Design #1 with "Silo" Chicken Run

This is the second concept that she came up with:

I love parts of both designs #1 and #2. We discussed revisions today and hopefully by next week we’ll have the basic layout and design complete. I’ll

And although this final concept was never really either of our favorites, I’ll show this one to you too. It was really based on more of a “compound” feeling that a single housing unit.

She did such a great job and I cannot wait to see the final “mix” of the two designs that we discussed today. I’ll share them with you when I get them.


This is one of my favorite photos from my post on Nests

Click here if you’d like to read the original post on Nests, dated May 24, 2010. I’ve got a few new ones that I’ll need to do a new post on one day soon.

Crafty Farm Girl’s Carved Wooden Farm Sign

Now I’ve never carved anything in wood in my life, but recently I got it into my head that I needed a beautiful carved sign to hang in front of my farm (that is once I get my realfarm, not this dinky little thing I call a farm here).

I’ve seen some lovely signs hanging outside of farms.
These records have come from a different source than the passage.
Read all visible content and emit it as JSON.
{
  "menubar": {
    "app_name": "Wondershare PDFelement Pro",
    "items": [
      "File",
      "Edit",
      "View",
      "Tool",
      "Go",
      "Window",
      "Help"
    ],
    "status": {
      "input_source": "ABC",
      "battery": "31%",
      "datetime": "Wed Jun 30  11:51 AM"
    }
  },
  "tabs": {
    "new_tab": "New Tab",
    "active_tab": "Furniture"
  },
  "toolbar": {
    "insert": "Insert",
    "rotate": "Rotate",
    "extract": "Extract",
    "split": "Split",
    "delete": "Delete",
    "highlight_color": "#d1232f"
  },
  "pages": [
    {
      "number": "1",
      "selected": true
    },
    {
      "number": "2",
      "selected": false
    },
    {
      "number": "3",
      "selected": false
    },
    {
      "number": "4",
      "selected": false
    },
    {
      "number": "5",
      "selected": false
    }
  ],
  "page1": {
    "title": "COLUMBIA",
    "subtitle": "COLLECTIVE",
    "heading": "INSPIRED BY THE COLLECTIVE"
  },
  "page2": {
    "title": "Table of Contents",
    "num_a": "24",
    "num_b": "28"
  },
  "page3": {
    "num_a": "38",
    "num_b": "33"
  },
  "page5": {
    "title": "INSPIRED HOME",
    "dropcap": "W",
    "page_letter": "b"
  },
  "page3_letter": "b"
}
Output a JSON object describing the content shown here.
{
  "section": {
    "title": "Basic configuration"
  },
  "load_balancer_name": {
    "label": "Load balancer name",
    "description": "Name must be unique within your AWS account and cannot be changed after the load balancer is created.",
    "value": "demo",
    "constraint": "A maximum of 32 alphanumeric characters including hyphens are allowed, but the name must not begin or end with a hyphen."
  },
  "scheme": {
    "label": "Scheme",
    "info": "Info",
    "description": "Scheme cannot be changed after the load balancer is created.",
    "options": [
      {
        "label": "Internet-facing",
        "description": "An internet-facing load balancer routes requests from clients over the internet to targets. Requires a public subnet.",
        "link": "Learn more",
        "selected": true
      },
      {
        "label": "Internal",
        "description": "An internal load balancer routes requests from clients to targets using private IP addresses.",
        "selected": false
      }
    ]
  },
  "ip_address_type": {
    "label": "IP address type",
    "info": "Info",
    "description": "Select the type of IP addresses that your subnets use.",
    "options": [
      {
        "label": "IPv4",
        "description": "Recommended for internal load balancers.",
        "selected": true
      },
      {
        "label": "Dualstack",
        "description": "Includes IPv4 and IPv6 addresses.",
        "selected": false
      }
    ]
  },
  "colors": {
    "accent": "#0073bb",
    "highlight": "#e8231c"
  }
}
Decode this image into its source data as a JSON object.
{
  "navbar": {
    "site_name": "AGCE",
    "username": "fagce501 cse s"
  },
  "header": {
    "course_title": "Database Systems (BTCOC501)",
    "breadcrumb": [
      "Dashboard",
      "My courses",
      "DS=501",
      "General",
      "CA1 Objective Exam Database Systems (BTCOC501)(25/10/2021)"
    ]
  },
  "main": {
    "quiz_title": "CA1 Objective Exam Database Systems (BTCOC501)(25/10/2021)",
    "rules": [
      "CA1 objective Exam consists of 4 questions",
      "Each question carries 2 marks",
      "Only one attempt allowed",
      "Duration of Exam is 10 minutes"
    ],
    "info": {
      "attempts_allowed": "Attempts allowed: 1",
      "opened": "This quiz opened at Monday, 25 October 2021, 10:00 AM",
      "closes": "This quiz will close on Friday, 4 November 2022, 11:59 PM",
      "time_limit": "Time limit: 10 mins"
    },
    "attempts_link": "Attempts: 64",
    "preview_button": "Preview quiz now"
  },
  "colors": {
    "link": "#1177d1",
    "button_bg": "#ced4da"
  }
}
Something for everyone to notice as they are driving by. My farm will need one of those. Signs like these:

When I went to my local lumberyard they told me they didn’t have a board in the width that I needed and sent me up to the Woodworker’s Store. There they helped me pick out a piece of basswood, which is soft carving wood with very little grain, and I paid a small fee for the shop to glue three lengths together to get the desired size of 18″ wide by 24″ tall. They did an amazing job and you literally could not find the three seams where the boards were joined. Even when I was carving it I couldn’t tell where they were. From there I took my logo to the local Fedex/Kinko’s and enlarged my logo so that it would fit proportionately on the board. Then with my home-made lightbox I used some white craft paper from a roll I have and copied the taped together image onto the one larger pieces of paper. Using regular old carbon paper I pieced four pieces together to get the proper size, laid the copied image over that and taped it onto the board. With a well-sharpened pencil I traced the image onto the wood.
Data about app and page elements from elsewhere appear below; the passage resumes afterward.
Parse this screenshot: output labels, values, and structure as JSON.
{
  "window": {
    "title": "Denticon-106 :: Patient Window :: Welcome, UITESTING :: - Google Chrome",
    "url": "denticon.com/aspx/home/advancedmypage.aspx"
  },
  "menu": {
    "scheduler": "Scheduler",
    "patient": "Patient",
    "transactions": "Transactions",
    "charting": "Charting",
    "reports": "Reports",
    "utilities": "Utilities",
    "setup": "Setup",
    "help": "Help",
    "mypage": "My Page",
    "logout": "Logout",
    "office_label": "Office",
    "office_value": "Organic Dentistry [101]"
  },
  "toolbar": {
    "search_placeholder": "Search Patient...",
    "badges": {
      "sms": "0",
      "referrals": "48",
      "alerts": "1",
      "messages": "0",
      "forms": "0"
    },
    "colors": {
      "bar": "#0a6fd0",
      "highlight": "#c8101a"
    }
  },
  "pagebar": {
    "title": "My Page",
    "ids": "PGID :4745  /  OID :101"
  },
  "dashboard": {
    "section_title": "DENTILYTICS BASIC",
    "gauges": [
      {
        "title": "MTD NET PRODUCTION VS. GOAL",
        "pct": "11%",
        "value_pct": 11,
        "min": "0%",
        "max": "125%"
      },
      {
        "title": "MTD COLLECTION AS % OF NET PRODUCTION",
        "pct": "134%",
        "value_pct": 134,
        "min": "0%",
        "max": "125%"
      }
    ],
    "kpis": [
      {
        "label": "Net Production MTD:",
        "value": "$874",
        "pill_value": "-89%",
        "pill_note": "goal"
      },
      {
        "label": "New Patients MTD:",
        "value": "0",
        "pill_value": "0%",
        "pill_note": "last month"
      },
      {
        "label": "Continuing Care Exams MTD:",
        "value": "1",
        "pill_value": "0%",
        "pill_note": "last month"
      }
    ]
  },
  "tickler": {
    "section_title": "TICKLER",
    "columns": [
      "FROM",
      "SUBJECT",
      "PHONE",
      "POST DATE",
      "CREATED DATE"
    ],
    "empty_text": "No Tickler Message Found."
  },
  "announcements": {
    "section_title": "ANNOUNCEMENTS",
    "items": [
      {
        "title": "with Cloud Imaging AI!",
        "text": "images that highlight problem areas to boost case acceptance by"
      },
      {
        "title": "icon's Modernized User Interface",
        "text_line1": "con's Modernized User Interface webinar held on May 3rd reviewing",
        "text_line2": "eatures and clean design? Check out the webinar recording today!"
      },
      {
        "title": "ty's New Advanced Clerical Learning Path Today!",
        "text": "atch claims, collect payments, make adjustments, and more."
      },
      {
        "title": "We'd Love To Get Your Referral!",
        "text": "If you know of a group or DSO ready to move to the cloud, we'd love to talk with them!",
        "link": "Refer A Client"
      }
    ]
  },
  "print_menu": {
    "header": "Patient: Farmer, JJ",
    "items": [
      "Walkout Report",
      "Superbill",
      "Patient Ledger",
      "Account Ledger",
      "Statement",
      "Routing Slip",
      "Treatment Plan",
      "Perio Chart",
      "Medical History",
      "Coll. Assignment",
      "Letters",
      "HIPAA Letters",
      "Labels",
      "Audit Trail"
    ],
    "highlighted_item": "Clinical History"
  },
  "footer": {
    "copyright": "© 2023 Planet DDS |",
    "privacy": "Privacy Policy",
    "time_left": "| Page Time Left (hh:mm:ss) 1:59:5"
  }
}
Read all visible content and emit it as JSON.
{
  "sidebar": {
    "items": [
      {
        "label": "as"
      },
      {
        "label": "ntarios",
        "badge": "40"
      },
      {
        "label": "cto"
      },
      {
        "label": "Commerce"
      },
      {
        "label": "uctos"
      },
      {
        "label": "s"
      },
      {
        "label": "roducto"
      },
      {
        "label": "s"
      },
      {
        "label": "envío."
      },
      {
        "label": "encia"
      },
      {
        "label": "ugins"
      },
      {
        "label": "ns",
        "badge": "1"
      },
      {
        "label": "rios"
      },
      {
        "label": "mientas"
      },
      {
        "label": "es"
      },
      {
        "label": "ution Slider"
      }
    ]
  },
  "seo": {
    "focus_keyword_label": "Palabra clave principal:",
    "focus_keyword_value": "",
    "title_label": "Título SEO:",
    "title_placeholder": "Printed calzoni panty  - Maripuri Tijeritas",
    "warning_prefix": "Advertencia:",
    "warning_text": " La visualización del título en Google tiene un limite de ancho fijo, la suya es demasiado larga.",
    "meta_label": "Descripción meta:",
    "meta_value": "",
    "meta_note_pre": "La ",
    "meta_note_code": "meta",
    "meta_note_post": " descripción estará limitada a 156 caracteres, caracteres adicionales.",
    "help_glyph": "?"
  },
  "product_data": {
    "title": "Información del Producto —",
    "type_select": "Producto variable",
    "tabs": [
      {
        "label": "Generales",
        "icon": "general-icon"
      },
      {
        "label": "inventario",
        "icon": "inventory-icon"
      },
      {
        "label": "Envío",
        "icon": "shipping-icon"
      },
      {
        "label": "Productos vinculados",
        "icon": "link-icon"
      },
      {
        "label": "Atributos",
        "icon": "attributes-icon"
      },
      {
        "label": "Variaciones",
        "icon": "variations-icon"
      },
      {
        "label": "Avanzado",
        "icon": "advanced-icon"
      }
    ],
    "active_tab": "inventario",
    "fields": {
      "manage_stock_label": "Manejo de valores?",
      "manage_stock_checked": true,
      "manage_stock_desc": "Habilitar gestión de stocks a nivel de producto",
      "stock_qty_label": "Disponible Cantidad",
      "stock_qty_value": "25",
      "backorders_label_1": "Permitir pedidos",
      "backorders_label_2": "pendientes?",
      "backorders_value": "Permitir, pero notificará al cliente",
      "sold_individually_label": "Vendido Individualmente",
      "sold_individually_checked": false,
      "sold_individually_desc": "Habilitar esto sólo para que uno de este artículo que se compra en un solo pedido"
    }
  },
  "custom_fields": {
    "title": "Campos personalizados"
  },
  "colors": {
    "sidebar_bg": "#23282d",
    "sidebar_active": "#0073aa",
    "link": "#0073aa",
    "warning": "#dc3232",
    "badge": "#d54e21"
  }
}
Then using some of the carving tools I’d bought while at the Woodworker’s Store I just started. I had no idea what I was doing, but I generally had a picture in my mind of what I wanted it to look like. It was really fun. It was calming. At the end of the night I would spend a half an hour peacefully working on it. I played with textures and shapes. I love the straight cuts I made to look the barn like siding. I love the way the spool/door looks.
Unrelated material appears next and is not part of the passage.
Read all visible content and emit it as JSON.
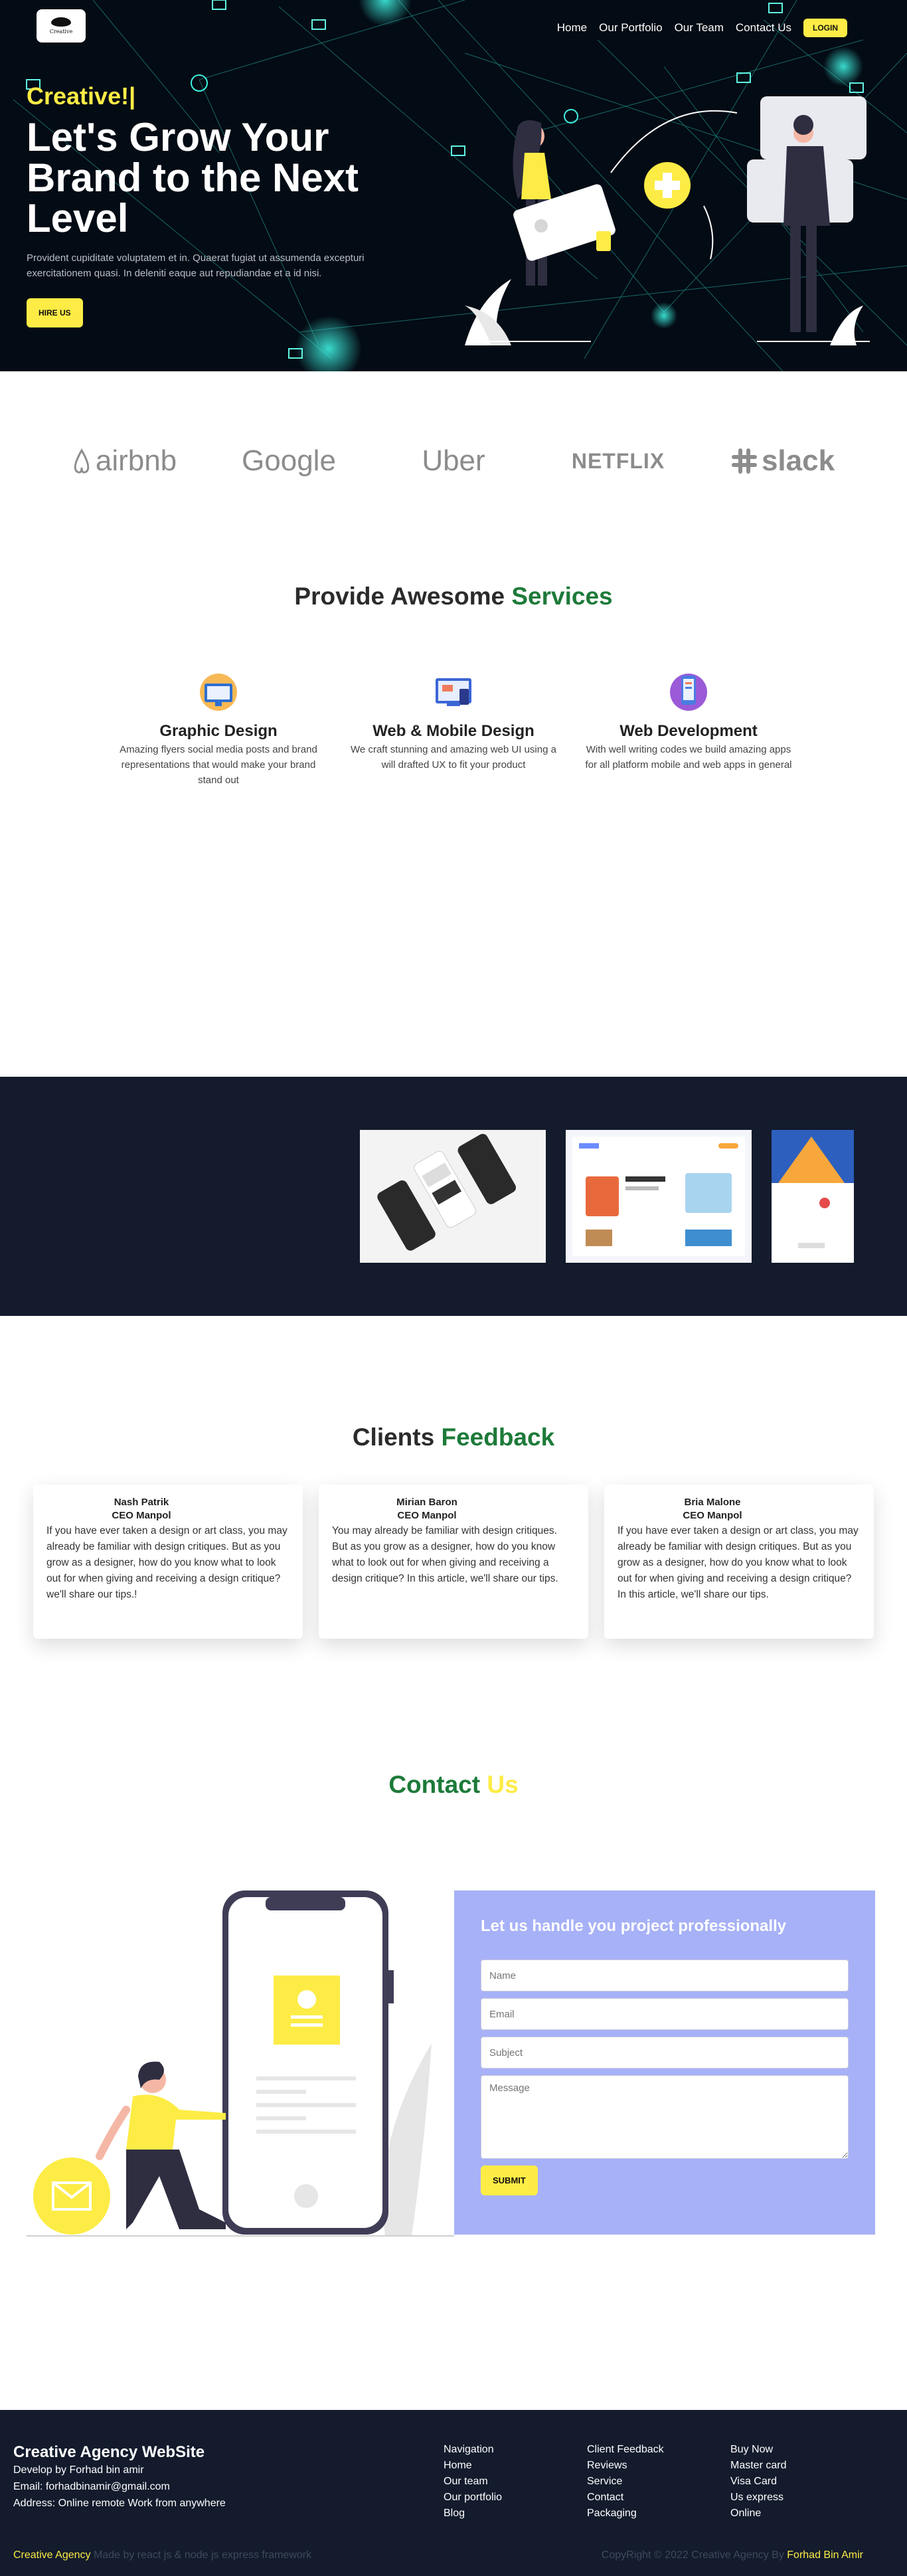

Now I had to paint it. I chose the same colors that were in my Crafty Farm Girl Logo. I used normal craft paint that you can buy at any craft store. The work was very very detailed however, as I wanted the paint only in the actual logo and words and not on the wood as I planned on staining that and keeping it a natural wood color. Luckily my father (a qualifier for the show Hoarders, but he’s working on letting go of stuff) had an old magnifying light that worked perfectly for my needs. I literally couldn’t have painted this without it. I also, thankfully, have tons of paintbrushes in every shape and size.

Then, even with a magnified light there were still parts where the paint came out over the edge of the letters or barn logo, so I had to go in with very fine sandpaper and sand the paint off.

All sanded and ready for stain. The stain came out much darker than I anticipated. I wanted a light finish on it. This may have been that I didn’t use a stain preparation liquid first so the stain just sucked right into the wood quickly.

Anyway, I wasn’t thrilled with it the way it was, so I lightly sanded it which removed some of the color from the high points in the carving, and I liked the way that looked since it showed the texture better.

Then I put a very light coat of stain on and multiple coats of polyurethane that I sanded very very lightly with very fine grit sandpaper in-between coats.


It’s finished for now. I’ve got too many other things on my list, but one day I’ll built a frame of sorts around it like a real farm sign and put at the front of my farm. For now though it was really fun to do and to learn, at least the beginnings, of how to carve.